Items from an interface collection:
::::
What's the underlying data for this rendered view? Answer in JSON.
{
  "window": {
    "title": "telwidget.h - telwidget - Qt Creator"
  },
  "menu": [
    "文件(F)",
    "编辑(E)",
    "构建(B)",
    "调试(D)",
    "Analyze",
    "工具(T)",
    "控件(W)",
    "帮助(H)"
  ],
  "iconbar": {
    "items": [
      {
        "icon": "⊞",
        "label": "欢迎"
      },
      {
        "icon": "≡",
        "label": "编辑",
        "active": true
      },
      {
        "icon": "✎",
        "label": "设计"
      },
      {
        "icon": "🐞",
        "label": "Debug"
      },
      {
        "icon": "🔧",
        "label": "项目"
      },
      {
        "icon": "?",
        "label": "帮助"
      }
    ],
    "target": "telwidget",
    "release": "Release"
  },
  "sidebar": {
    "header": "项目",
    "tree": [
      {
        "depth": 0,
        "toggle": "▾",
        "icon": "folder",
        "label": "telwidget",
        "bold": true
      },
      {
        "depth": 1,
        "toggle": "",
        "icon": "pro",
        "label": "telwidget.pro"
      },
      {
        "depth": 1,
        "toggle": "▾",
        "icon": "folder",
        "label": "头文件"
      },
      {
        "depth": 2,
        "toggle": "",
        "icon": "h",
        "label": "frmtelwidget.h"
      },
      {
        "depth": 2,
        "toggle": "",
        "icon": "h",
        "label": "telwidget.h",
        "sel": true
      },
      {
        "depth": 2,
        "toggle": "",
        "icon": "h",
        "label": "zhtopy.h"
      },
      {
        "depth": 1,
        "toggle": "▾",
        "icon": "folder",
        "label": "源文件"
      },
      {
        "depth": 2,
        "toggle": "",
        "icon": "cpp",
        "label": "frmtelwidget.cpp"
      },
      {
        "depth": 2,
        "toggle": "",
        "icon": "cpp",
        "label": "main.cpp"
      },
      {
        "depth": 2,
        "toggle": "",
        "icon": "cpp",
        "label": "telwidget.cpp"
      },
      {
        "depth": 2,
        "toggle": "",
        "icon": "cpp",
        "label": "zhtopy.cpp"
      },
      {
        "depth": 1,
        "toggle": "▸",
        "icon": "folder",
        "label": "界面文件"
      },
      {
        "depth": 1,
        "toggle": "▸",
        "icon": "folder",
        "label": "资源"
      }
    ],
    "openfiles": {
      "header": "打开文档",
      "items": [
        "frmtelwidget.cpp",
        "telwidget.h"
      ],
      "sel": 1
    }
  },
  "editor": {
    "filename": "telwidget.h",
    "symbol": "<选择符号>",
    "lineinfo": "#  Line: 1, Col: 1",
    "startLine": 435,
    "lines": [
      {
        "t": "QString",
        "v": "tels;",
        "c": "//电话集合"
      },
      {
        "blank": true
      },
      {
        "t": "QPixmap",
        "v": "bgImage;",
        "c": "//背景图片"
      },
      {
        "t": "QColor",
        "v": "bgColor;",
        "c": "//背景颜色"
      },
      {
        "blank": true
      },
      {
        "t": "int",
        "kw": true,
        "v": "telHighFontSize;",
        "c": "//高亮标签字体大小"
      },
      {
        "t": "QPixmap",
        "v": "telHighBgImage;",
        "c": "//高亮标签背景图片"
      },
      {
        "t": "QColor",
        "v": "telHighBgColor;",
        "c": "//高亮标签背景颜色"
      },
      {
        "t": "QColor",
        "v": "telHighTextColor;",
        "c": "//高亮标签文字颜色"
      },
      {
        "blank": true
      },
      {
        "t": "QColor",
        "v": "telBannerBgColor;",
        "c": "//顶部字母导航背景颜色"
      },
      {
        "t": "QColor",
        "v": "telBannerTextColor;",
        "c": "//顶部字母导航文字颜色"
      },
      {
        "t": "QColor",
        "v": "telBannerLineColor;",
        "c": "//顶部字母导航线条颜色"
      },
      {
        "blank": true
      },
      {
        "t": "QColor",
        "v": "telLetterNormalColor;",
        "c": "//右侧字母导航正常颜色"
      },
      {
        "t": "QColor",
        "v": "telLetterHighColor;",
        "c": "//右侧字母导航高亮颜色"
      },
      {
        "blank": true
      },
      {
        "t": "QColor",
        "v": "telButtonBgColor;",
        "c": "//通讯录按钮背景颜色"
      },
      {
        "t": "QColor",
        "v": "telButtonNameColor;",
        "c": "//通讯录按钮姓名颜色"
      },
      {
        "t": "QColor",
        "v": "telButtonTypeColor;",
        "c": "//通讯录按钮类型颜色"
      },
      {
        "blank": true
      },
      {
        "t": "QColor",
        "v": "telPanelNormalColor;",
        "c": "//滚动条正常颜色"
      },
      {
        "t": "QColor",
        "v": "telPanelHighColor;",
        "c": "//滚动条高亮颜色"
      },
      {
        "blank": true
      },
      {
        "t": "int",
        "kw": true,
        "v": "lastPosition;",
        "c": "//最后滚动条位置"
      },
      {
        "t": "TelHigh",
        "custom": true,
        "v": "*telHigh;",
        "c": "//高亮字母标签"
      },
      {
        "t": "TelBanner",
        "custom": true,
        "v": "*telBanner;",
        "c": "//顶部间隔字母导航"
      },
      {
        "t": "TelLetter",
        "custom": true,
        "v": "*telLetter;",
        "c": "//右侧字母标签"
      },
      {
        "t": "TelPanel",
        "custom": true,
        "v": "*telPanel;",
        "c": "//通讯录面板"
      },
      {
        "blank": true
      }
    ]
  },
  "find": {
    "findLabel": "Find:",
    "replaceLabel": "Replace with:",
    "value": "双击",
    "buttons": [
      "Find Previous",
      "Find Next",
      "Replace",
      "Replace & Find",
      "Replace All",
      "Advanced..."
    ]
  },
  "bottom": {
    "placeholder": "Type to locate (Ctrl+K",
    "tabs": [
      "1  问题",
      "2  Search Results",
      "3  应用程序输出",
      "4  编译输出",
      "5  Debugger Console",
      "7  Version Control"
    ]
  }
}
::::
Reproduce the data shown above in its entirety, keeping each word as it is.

Written solution
What's the underlying data for this rendered view? Answer in JSON.
{
  "window": {
    "title": "telwidget.h - telwidget - Qt Creator"
  },
  "menu": [
    "文件(F)",
    "编辑(E)",
    "构建(B)",
    "调试(D)",
    "Analyze",
    "工具(T)",
    "控件(W)",
    "帮助(H)"
  ],
  "iconbar": {
    "items": [
      {
        "icon": "⊞",
        "label": "欢迎"
      },
      {
        "icon": "≡",
        "label": "编辑",
        "active": true
      },
      {
        "icon": "✎",
        "label": "设计"
      },
      {
        "icon": "🐞",
        "label": "Debug"
      },
      {
        "icon": "🔧",
        "label": "项目"
      },
      {
        "icon": "?",
        "label": "帮助"
      }
    ],
    "target": "telwidget",
    "release": "Release"
  },
  "sidebar": {
    "header": "项目",
    "tree": [
      {
        "depth": 0,
        "toggle": "▾",
        "icon": "folder",
        "label": "telwidget",
        "bold": true
      },
      {
        "depth": 1,
        "toggle": "",
        "icon": "pro",
        "label": "telwidget.pro"
      },
      {
        "depth": 1,
        "toggle": "▾",
        "icon": "folder",
        "label": "头文件"
      },
      {
        "depth": 2,
        "toggle": "",
        "icon": "h",
        "label": "frmtelwidget.h"
      },
      {
        "depth": 2,
        "toggle": "",
        "icon": "h",
        "label": "telwidget.h",
        "sel": true
      },
      {
        "depth": 2,
        "toggle": "",
        "icon": "h",
        "label": "zhtopy.h"
      },
      {
        "depth": 1,
        "toggle": "▾",
        "icon": "folder",
        "label": "源文件"
      },
      {
        "depth": 2,
        "toggle": "",
        "icon": "cpp",
        "label": "frmtelwidget.cpp"
      },
      {
        "depth": 2,
        "toggle": "",
        "icon": "cpp",
        "label": "main.cpp"
      },
      {
        "depth": 2,
        "toggle": "",
        "icon": "cpp",
        "label": "telwidget.cpp"
      },
      {
        "depth": 2,
        "toggle": "",
        "icon": "cpp",
        "label": "zhtopy.cpp"
      },
      {
        "depth": 1,
        "toggle": "▸",
        "icon": "folder",
        "label": "界面文件"
      },
      {
        "depth": 1,
        "toggle": "▸",
        "icon": "folder",
        "label": "资源"
      }
    ],
    "openfiles": {
      "header": "打开文档",
      "items": [
        "frmtelwidget.cpp",
        "telwidget.h"
      ],
      "sel": 1
    }
  },
  "editor": {
    "filename": "telwidget.h",
    "symbol": "<选择符号>",
    "lineinfo": "#  Line: 1, Col: 1",
    "startLine": 435,
    "lines": [
      {
        "t": "QString",
        "v": "tels;",
        "c": "//电话集合"
      },
      {
        "blank": true
      },
      {
        "t": "QPixmap",
        "v": "bgImage;",
        "c": "//背景图片"
      },
      {
        "t": "QColor",
        "v": "bgColor;",
        "c": "//背景颜色"
      },
      {
        "blank": true
      },
      {
        "t": "int",
        "kw": true,
        "v": "telHighFontSize;",
        "c": "//高亮标签字体大小"
      },
      {
        "t": "QPixmap",
        "v": "telHighBgImage;",
        "c": "//高亮标签背景图片"
      },
      {
        "t": "QColor",
        "v": "telHighBgColor;",
        "c": "//高亮标签背景颜色"
      },
      {
        "t": "QColor",
        "v": "telHighTextColor;",
        "c": "//高亮标签文字颜色"
      },
      {
        "blank": true
      },
      {
        "t": "QColor",
        "v": "telBannerBgColor;",
        "c": "//顶部字母导航背景颜色"
      },
      {
        "t": "QColor",
        "v": "telBannerTextColor;",
        "c": "//顶部字母导航文字颜色"
      },
      {
        "t": "QColor",
        "v": "telBannerLineColor;",
        "c": "//顶部字母导航线条颜色"
      },
      {
        "blank": true
      },
      {
        "t": "QColor",
        "v": "telLetterNormalColor;",
        "c": "//右侧字母导航正常颜色"
      },
      {
        "t": "QColor",
        "v": "telLetterHighColor;",
        "c": "//右侧字母导航高亮颜色"
      },
      {
        "blank": true
      },
      {
        "t": "QColor",
        "v": "telButtonBgColor;",
        "c": "//通讯录按钮背景颜色"
      },
      {
        "t": "QColor",
        "v": "telButtonNameColor;",
        "c": "//通讯录按钮姓名颜色"
      },
      {
        "t": "QColor",
        "v": "telButtonTypeColor;",
        "c": "//通讯录按钮类型颜色"
      },
      {
        "blank": true
      },
      {
        "t": "QColor",
        "v": "telPanelNormalColor;",
        "c": "//滚动条正常颜色"
      },
      {
        "t": "QColor",
        "v": "telPanelHighColor;",
        "c": "//滚动条高亮颜色"
      },
      {
        "blank": true
      },
      {
        "t": "int",
        "kw": true,
        "v": "lastPosition;",
        "c": "//最后滚动条位置"
      },
      {
        "t": "TelHigh",
        "custom": true,
        "v": "*telHigh;",
        "c": "//高亮字母标签"
      },
      {
        "t": "TelBanner",
        "custom": true,
        "v": "*telBanner;",
        "c": "//顶部间隔字母导航"
      },
      {
        "t": "TelLetter",
        "custom": true,
        "v": "*telLetter;",
        "c": "//右侧字母标签"
      },
      {
        "t": "TelPanel",
        "custom": true,
        "v": "*telPanel;",
        "c": "//通讯录面板"
      },
      {
        "blank": true
      }
    ]
  },
  "find": {
    "findLabel": "Find:",
    "replaceLabel": "Replace with:",
    "value": "双击",
    "buttons": [
      "Find Previous",
      "Find Next",
      "Replace",
      "Replace & Find",
      "Replace All",
      "Advanced..."
    ]
  },
  "bottom": {
    "placeholder": "Type to locate (Ctrl+K",
    "tabs": [
      "1  问题",
      "2  Search Results",
      "3  应用程序输出",
      "4  编译输出",
      "5  Debugger Console",
      "7  Version Control"
    ]
  }
}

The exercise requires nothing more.